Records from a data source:
▼
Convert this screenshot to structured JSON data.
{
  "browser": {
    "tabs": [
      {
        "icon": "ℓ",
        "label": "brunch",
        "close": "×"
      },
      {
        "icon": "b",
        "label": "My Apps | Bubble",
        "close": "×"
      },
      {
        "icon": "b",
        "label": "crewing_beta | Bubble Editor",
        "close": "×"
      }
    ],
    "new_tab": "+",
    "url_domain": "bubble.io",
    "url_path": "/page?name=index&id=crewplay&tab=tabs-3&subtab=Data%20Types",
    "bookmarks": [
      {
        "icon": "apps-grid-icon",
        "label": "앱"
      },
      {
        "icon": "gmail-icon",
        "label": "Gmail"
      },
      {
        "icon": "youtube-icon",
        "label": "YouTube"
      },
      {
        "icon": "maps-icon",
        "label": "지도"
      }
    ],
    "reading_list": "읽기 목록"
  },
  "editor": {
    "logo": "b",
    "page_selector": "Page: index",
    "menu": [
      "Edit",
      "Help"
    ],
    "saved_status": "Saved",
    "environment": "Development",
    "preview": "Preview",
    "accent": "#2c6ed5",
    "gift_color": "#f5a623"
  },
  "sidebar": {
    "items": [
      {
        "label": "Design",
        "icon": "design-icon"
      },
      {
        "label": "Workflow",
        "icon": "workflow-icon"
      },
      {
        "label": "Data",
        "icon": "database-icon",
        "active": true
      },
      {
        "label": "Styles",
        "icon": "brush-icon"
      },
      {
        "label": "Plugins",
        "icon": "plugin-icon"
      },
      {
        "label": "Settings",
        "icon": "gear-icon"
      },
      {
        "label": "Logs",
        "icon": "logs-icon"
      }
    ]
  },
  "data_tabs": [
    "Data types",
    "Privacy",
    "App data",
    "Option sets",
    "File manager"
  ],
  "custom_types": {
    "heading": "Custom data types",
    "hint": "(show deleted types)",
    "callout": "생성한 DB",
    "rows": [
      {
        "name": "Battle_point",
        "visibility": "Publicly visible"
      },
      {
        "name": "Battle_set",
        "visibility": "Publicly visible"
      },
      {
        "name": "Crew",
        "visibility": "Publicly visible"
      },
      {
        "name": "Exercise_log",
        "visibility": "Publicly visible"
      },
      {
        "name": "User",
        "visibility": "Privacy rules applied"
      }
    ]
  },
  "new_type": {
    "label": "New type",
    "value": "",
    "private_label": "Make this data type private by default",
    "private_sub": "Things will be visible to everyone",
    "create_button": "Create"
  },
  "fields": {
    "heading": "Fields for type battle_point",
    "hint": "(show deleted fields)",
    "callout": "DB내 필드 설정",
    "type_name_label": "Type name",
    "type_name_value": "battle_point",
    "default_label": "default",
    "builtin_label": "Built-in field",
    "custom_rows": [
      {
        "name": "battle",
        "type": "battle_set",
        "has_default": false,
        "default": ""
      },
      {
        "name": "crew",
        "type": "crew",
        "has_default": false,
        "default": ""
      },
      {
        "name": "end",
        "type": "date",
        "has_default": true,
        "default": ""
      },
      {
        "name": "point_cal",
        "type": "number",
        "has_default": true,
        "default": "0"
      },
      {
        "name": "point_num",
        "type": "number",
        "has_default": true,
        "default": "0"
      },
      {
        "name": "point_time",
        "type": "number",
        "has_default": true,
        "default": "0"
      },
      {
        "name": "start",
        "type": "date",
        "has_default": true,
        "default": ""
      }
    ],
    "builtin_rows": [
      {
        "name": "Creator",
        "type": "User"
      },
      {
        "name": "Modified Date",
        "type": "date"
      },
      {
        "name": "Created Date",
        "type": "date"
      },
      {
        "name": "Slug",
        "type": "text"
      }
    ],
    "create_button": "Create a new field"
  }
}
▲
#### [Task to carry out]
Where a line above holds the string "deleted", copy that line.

#### [Response to the exercise]
    "hint": "(show deleted types)",
    "hint": "(show deleted fields)",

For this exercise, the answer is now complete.